No Peg Jokes This Week, Please :(
It’s fitting that we let the people speak for us.
We agree. This last week was the biggest test to Frax since launch. For the first time ever, $FRAX deviated significantly off of its $1 peg. In all of the scenarios that we had spoken about internally, USDC custody risk was not among them. The team had so much faith in the USDC peg holding that they even hardcoded the USDC price at $1.
So when the news came out that Circle was holding $3.3bn USD at Silicon Valley Bank, both Frax and USDC fell together. In the chart below, FRAX actually did a fabulous job of tracking USDC. It never went off peg by more than 1%.
Unfortunately, this meant that FRAX traded down to $.88 cents alongside USDC during the panic. The decline really started to kick in on Friday night after Coinbase and Circle announced pausing withdrawals over the weekend.
It was a harrowing time, as during the crash, the protocol had no way to effectively change collateral. If USDC had gone to 0, FRAX would have gone down with it too. But as time went on and the fog of war dissipated, clear headed analysts figured out the hole in USDC’s balance sheet was not that bad. After 24 hours, Circle finally made an announcement that they had placed a wire request to SVB on Thursday before the crash and they believed it would be honored. Thankfully we never had to find out, as over the weekend, the US Government announced in tandem with the FDIC that SVB would be bailed out and all depositors would have access to their money on Monday.
In the wake of the crash, the Frax community seems firm in its resolve to keep USDC as its primary collateral backing. While there might be other stablecoins, they either do not have the same level of transparency or they don’t have enough liquidity to ensure functioning without high slippage and extra tail risks. USDC depeged only because it was highly transparent and its balance sheet was well known. If the same questions had been raised about USDT, the fallout might have been less as no one really knows where they keep their money and what the exact reserve amounts are.
Policy questions are going to be at the forefront of Frax’s growth from now on, as the protocol is firm in its quest to attain a Master Account at the Federal Reserve. Sam K has repeatedly said that this is the only way that would lead to long term growth and safety. Custody risk must be mitigated at all costs, especially as the supply of FRAX increases.
It wasn’t all bad

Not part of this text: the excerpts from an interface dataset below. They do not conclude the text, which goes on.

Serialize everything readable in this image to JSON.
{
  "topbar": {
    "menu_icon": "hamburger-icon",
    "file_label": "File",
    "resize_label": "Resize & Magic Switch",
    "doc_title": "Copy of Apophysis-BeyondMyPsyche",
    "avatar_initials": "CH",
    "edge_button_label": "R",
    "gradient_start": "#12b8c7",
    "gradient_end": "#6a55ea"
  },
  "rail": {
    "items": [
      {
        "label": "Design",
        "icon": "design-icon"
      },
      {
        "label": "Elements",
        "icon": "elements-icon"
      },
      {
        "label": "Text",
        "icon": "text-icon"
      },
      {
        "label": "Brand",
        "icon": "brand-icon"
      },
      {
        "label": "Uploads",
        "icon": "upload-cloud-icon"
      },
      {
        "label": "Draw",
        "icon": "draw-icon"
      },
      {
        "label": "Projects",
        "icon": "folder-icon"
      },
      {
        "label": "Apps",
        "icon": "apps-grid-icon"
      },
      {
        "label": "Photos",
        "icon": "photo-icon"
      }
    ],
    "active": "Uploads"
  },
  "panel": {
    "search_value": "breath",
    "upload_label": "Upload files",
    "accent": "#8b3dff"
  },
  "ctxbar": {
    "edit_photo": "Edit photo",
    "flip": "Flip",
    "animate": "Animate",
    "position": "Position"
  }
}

In what can only be described as “stunning,” frxETH earned more than 80 ETH from MEV and tips in one day during the panic. It’s the highest amount of rewards ever earned by the protocol.
One good side effect of FRAX dropping below the peg is that Fraxlend debt became 10% cheaper. One person who scooped up a lot of FRAX to pay back their debts was Michael from Curve, used his CRV in Aave to buy up USDC/FRAX to pay back his loans.
It’s all about the STABLE Act
We agree with Circle’s CEO Jeremy Allaire. We need to pass the STABLE Act. Stablecoins should be bank money, not stuck in limbo dependent on third party custody.
We’re having a Llama party today!
Come listen to the whole team on CurveCap’s Llama Party!
Two New Sam Interviews This Week!
Metronome launches its msETH/frxETH product!
Metronome also is proposing CVX bribes for the pairs as well.